▶ **WORK REQUIRED**
Your response should consist of the data that follows, repeated in full without alteration.

──────── SOURCE INFORMATION

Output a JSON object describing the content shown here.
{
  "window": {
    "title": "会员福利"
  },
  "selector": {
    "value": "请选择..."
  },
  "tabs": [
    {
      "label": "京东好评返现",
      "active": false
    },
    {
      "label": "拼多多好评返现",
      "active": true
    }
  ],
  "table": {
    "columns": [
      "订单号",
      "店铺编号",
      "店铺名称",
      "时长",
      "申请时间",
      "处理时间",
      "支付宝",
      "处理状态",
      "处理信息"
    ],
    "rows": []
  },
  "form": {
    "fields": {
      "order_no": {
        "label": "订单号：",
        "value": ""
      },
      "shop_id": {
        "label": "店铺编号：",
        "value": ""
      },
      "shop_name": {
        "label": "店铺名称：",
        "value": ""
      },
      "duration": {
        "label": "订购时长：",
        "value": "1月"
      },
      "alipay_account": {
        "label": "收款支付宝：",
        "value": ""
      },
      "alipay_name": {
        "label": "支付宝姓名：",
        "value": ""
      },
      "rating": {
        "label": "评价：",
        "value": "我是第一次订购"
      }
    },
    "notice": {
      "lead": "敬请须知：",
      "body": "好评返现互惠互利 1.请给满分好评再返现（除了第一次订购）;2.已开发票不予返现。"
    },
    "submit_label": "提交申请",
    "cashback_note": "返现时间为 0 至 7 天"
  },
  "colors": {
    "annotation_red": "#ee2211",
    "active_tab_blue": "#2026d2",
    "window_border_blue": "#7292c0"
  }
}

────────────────

▶ **THE COMPLETED TASK**
Output a JSON object describing the content shown here.
{
  "window": {
    "title": "会员福利"
  },
  "selector": {
    "value": "请选择..."
  },
  "tabs": [
    {
      "label": "京东好评返现",
      "active": false
    },
    {
      "label": "拼多多好评返现",
      "active": true
    }
  ],
  "table": {
    "columns": [
      "订单号",
      "店铺编号",
      "店铺名称",
      "时长",
      "申请时间",
      "处理时间",
      "支付宝",
      "处理状态",
      "处理信息"
    ],
    "rows": []
  },
  "form": {
    "fields": {
      "order_no": {
        "label": "订单号：",
        "value": ""
      },
      "shop_id": {
        "label": "店铺编号：",
        "value": ""
      },
      "shop_name": {
        "label": "店铺名称：",
        "value": ""
      },
      "duration": {
        "label": "订购时长：",
        "value": "1月"
      },
      "alipay_account": {
        "label": "收款支付宝：",
        "value": ""
      },
      "alipay_name": {
        "label": "支付宝姓名：",
        "value": ""
      },
      "rating": {
        "label": "评价：",
        "value": "我是第一次订购"
      }
    },
    "notice": {
      "lead": "敬请须知：",
      "body": "好评返现互惠互利 1.请给满分好评再返现（除了第一次订购）;2.已开发票不予返现。"
    },
    "submit_label": "提交申请",
    "cashback_note": "返现时间为 0 至 7 天"
  },
  "colors": {
    "annotation_red": "#ee2211",
    "active_tab_blue": "#2026d2",
    "window_border_blue": "#7292c0"
  }
}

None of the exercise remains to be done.